Gaimon lays multiple cyclists to waste, particularly in the American cycling realm. You see Phil Gaimon had the luxury of straddling two major phases of professional cycling. He grew up watching the Discovery Channel team propel American cycling into the spotlight only to arrive in the professional peloton as the fallout had nearly abated. He rode against guys who raced in the era of the ‘90s and early 2000s. He also raced against the new crop of American cyclists who were distanced from those old guards.
Changing the tone, this book is hilarious. Gaimon’s tongue-in-cheek observations will make the reader laugh multiple times. He is that personality on the team who reminds everyone not to take him or herself too seriously despite the extreme importance of the event looming. Had I had him on my hockey team, I probably would have looked to him every couple of minutes. Though it should be recognized that not even his steely preparation could endure professional cycling.

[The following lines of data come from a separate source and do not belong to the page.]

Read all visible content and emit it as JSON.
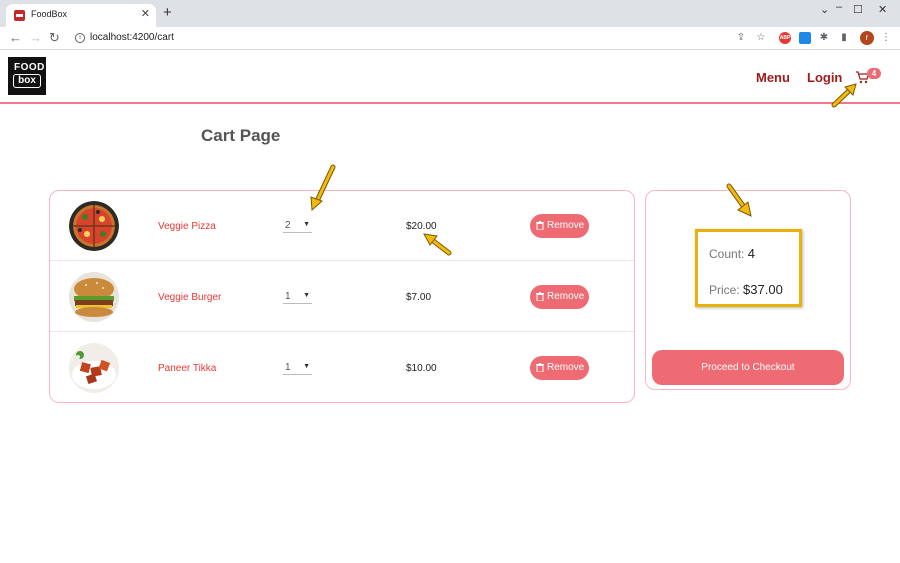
{
  "browser": {
    "tab_title": "FoodBox",
    "new_tab_glyph": "+",
    "url": "localhost:4200/cart",
    "profile_initial": "r",
    "abp_label": "ABP"
  },
  "header": {
    "logo_top": "FOOD",
    "logo_bottom": "box",
    "nav": [
      "Menu",
      "Login"
    ],
    "cart_count": "4"
  },
  "page": {
    "title": "Cart Page"
  },
  "cart": {
    "items": [
      {
        "name": "Veggie Pizza",
        "quantity": "2",
        "price": "$20.00",
        "remove_label": "Remove"
      },
      {
        "name": "Veggie Burger",
        "quantity": "1",
        "price": "$7.00",
        "remove_label": "Remove"
      },
      {
        "name": "Paneer Tikka",
        "quantity": "1",
        "price": "$10.00",
        "remove_label": "Remove"
      }
    ]
  },
  "summary": {
    "count_label": "Count:",
    "count_value": "4",
    "price_label": "Price:",
    "price_value": "$37.00",
    "checkout_label": "Proceed to Checkout"
  },
  "colors": {
    "accent": "#ef6b73",
    "brand_text": "#9b1c1c",
    "item_name": "#e53935",
    "annotation": "#e8b20c"
  },
  "icons": [
    "back-icon",
    "forward-icon",
    "reload-icon",
    "info-icon",
    "share-icon",
    "star-icon",
    "extension-icon",
    "sidebar-icon",
    "kebab-menu-icon",
    "cart-icon",
    "trash-icon"
  ]
}
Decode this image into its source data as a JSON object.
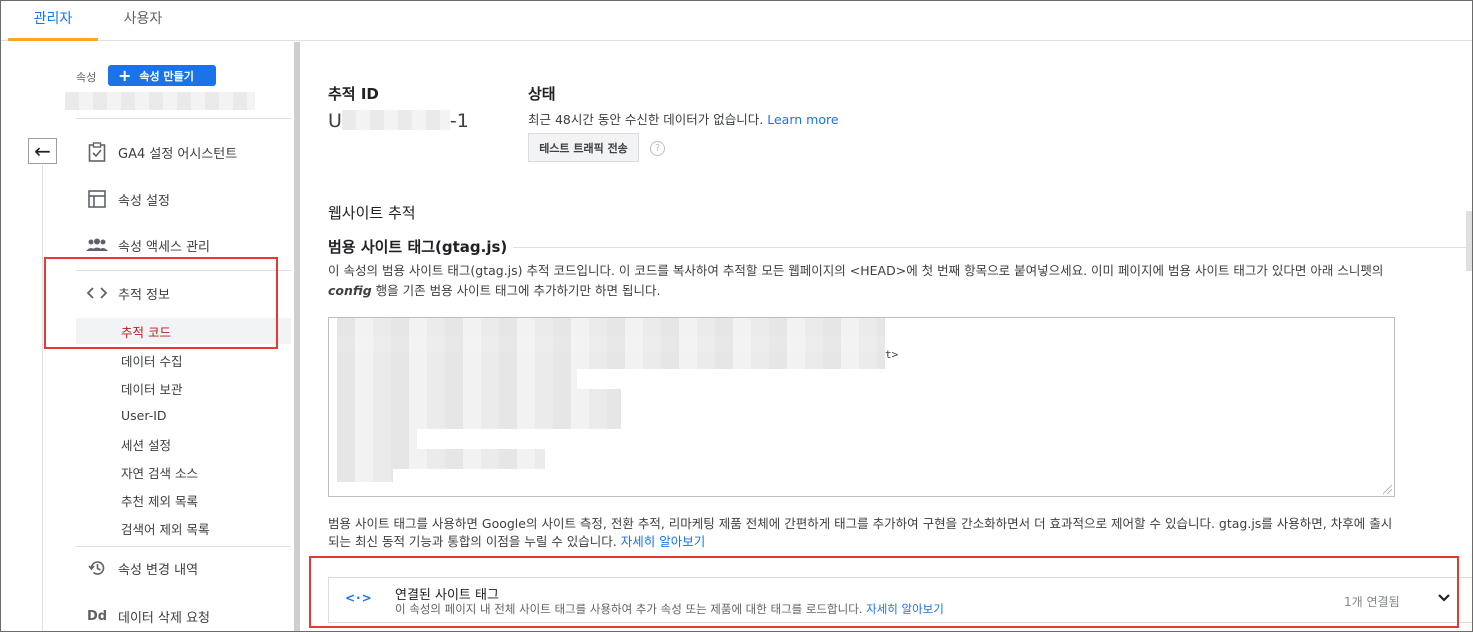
{
  "tabs": [
    {
      "label": "관리자",
      "active": true
    },
    {
      "label": "사용자",
      "active": false
    }
  ],
  "sidebar": {
    "property_label": "속성",
    "create_button_label": "속성 만들기",
    "nav_items": [
      {
        "label": "GA4 설정 어시스턴트",
        "icon": "checklist-icon"
      },
      {
        "label": "속성 설정",
        "icon": "layout-icon"
      },
      {
        "label": "속성 액세스 관리",
        "icon": "people-icon"
      },
      {
        "label": "추적 정보",
        "icon": "code-icon"
      }
    ],
    "sub_items": [
      {
        "label": "추적 코드",
        "active": true
      },
      {
        "label": "데이터 수집"
      },
      {
        "label": "데이터 보관"
      },
      {
        "label": "User-ID"
      },
      {
        "label": "세션 설정"
      },
      {
        "label": "자연 검색 소스"
      },
      {
        "label": "추천 제외 목록"
      },
      {
        "label": "검색어 제외 목록"
      }
    ],
    "bottom_items": [
      {
        "label": "속성 변경 내역",
        "icon": "history-icon"
      },
      {
        "label": "데이터 삭제 요청",
        "icon": "dd-icon",
        "icon_text": "Dd"
      }
    ]
  },
  "main": {
    "tracking_id_label": "추적 ID",
    "tracking_id_prefix": "U",
    "tracking_id_suffix": "-1",
    "status_label": "상태",
    "status_text": "최근 48시간 동안 수신한 데이터가 없습니다.",
    "learn_more": "Learn more",
    "test_button": "테스트 트래픽 전송",
    "help_glyph": "?",
    "website_tracking_title": "웹사이트 추적",
    "gtag_title": "범용 사이트 태그(gtag.js)",
    "gtag_desc_line1": "이 속성의 범용 사이트 태그(gtag.js) 추적 코드입니다. 이 코드를 복사하여 추적할 모든 웹페이지의 <HEAD>에 첫 번째 항목으로 붙여넣으세요. 이미 페이지에 범용 사이트 태그가 있다면 아래 스니펫의",
    "gtag_desc_line2_bold": "config",
    "gtag_desc_line2_rest": " 행을 기존 범용 사이트 태그에 추가하기만 하면 됩니다.",
    "code_tail_1": "t>",
    "code_tail_2": "",
    "bottom_desc_line1": "범용 사이트 태그를 사용하면 Google의 사이트 측정, 전환 추적, 리마케팅 제품 전체에 간편하게 태그를 추가하여 구현을 간소화하면서 더 효과적으로 제어할 수 있습니다. gtag.js를 사용하면, 차후에 출시",
    "bottom_desc_line2": "되는 최신 동적 기능과 통합의 이점을 누릴 수 있습니다.",
    "bottom_desc_link": "자세히 알아보기",
    "connected": {
      "icon_text": "<·>",
      "title": "연결된 사이트 태그",
      "subtitle": "이 속성의 페이지 내 전체 사이트 태그를 사용하여 추가 속성 또는 제품에 대한 태그를 로드합니다.",
      "subtitle_link": "자세히 알아보기",
      "count": "1개 연결됨"
    }
  },
  "colors": {
    "accent": "#1a73e8",
    "highlight_box": "#e53935",
    "active_sub": "#b22222"
  }
}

Draft animals, to Phil Gaimon, are the beasts of burden one must purchase to start the nostalgic computer game, Oregon Trail. In an attempt to make it to complete the game, one must set a pace to beat a whole host of issues along the Trail. Should the draft animal not pull its weight, it would simply be discarded and replaced at some point along the Trail. If you get the metaphor, I’m sure it would not fit into our warped belief that professional athletes live the life of grandeur. For that, I am thankful to have read Phil Gaimon’s book.
In a small hut in Massachusetts, Mr. Thoreau, squatting on land lent to him by Ralph Waldo Emerson, set out to live life deliberately amongst the brambles and shorelines of Walden Pond. He spoke of setting out on a journey of exploration hoping to find answers to life’s perplexing troubles of the times while trying to reconnect with nature. What wasn’t mentioned in Thoreau’s book, but was documented by others, was his daily walk twenty minutes away to his mother’s house (so much for living off the land). His reason for taking the long trek: to eat the cookies she made daily. We could all want to live like a professional athlete or like Thoreau, but when it came down to it, we would realize it’s not all glitz and glamour. But to continue to the experiment while sneaking off for the jar of cookies isn’t a bad lateral move. Read this book. It comes through.